Pratt: Sitting is the new smoking

Long periods of sitting can increase your risk of cancer, cardiovascular disease, diabetes, weight gain and other chronic diseases.

We tend to spend more time sitting than any other population in our history.

For many of us, our jobs and our leisure time centre around activities that keep us in front of a screen and on our seats.

In fact, the average adult spends 90 per cent of their leisure time sitting down.

A recent study by the American Institute of Cancer Research shows that long periods of sitting can increase your risk of cancer, cardiovascular disease, diabetes, weight gain and other chronic diseases.

The surprising fact was that this risk is not limit to people that are sedentary to begin with, but also to those that exercise regularly.

Contrary to most theories about exercise and health, it appears that going to gym a few times a week, or even exercising every day, does not cancel out the negative health effects of prolonged sitting and an otherwise sedentary lifestyle.

Researchers in the field of sedentary behavior make recommend that people with sedentary jobs and lifestyles interrupt prolonged sitting with at least one to two  minute breaks of brisk activity, every hour or two.

For example, going for a walk around the block/office, taking the stairs to get your daily coffee, running in place or jumping jacks to get your body moving.

When you move your body, your leg muscles are active, which aids in decreasing blood glucose and blood fats from the bloodstream.

When you sit, the muscles are inactive, which results in increased levels of fats in the blood, lower levels of good cholesterol and decreased insulin sensitivity.

So when you’re exercising and moving, positive benefits are occurring throughout your body in addition to the natural endorphins and happy hormones felt from exercise.

If you have a sedentary lifestyle, or even an active lifestyle, but a sedentary job, do consider scheduling regular breaks every one to two hours for two minutes from sitting in order to decrease your potential health risks.

Emily Pratt is a naturopathic physician in Kelowna.


Just Posted

‘Bullet missed me by an inch’: Man recounts friend’s killing at Kamloops hotel

Penticton man witnessed Summerland resident Rex Gill’s murder in Kamloops

Rutland rallies behind Chiefs impressive season

The Kelowna Chiefs will finish atop the KIJHL, and conclude season this weekend in Rutland

City of Kelowna raises concerns over safety, policing with COG organizers

The mayor said it was a mutual decision between organizers and the city to postpone the festival

B.C. BUDGET: Surplus $374 million after bailouts of BC Hydro, ICBC

Growth projected stronger in 2020, Finance Minister Carole James says

Kelowna Rockets make stop at B.C. Parliament building

The hockey team snapped a picture while in Victoria Tuesday

VIDEO: 8 things you need to know about the 2019 B.C. budget
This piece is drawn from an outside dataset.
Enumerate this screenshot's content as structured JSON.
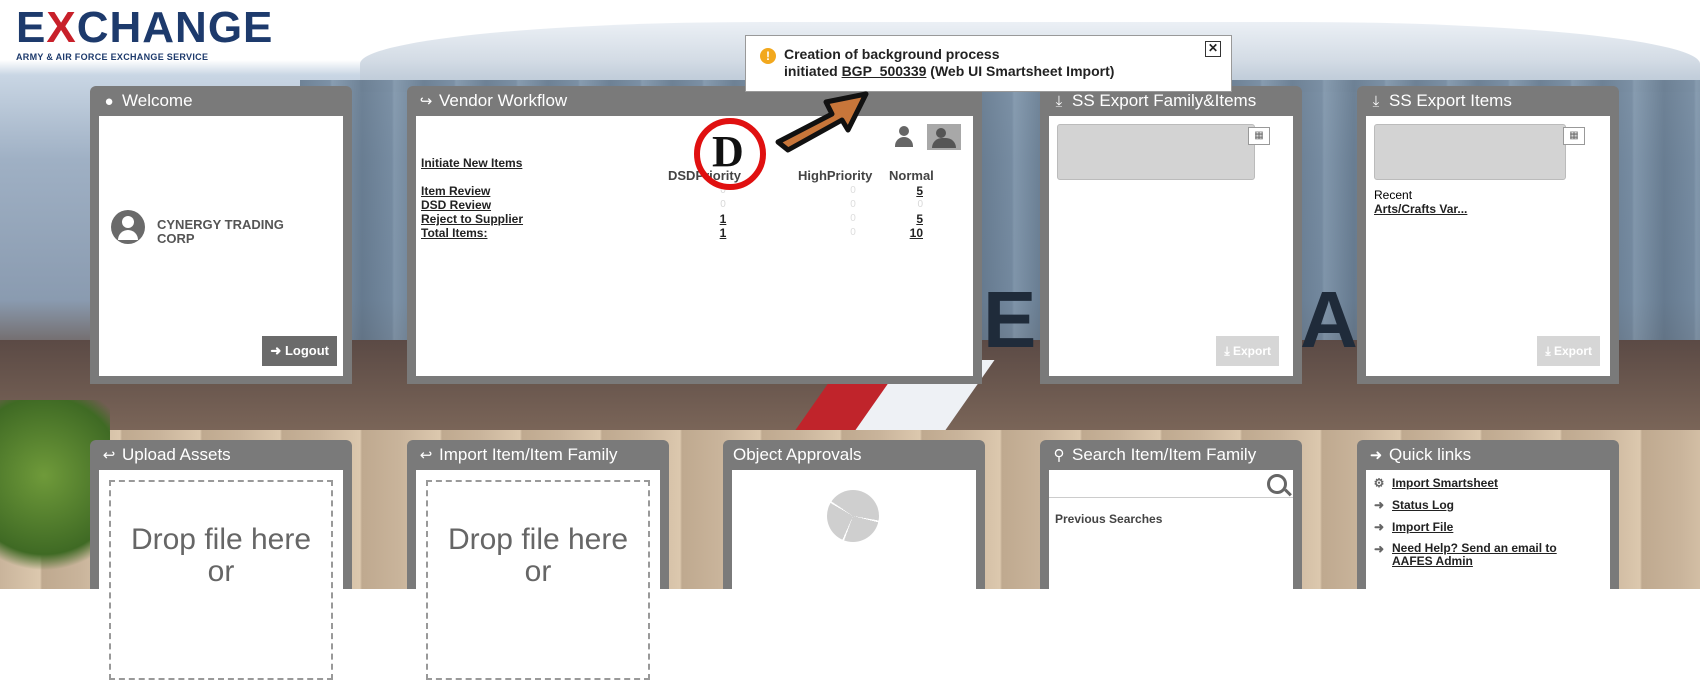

Surplus of $247 million with spending on children, affordability and infrastructure

Crash closes highway between Vernon and Lumby

Traffic being routed around the scene

Level nightclub will be closing

Vehicle located in 2018 Shuswap abduction attempt

Chase RCMP say car used has since been sold, suspect still at large

Cougar ‘living’ next door to Okanagan elementary school

Conservation Office has been alerted and monitoring large cat

Dog dies in Kamloops RV fire

According to a fundraiser posted on social media, the cause of the fire was electrical

B.C. BUDGET: Income assistance raise still leaves many below poverty line

$50 per month increase included in funding for poverty and homelessness reduction

B.C. BUDGET: Indigenous communities promised billions from gambling

Extended family caregiver pay up 75 per cent to keep kids with relatives

B.C. BUDGET: New benefit increases family tax credits up to 96 per cent

BC Child Opportunity Benefit part of province’s efforts to reduce child poverty

Most Read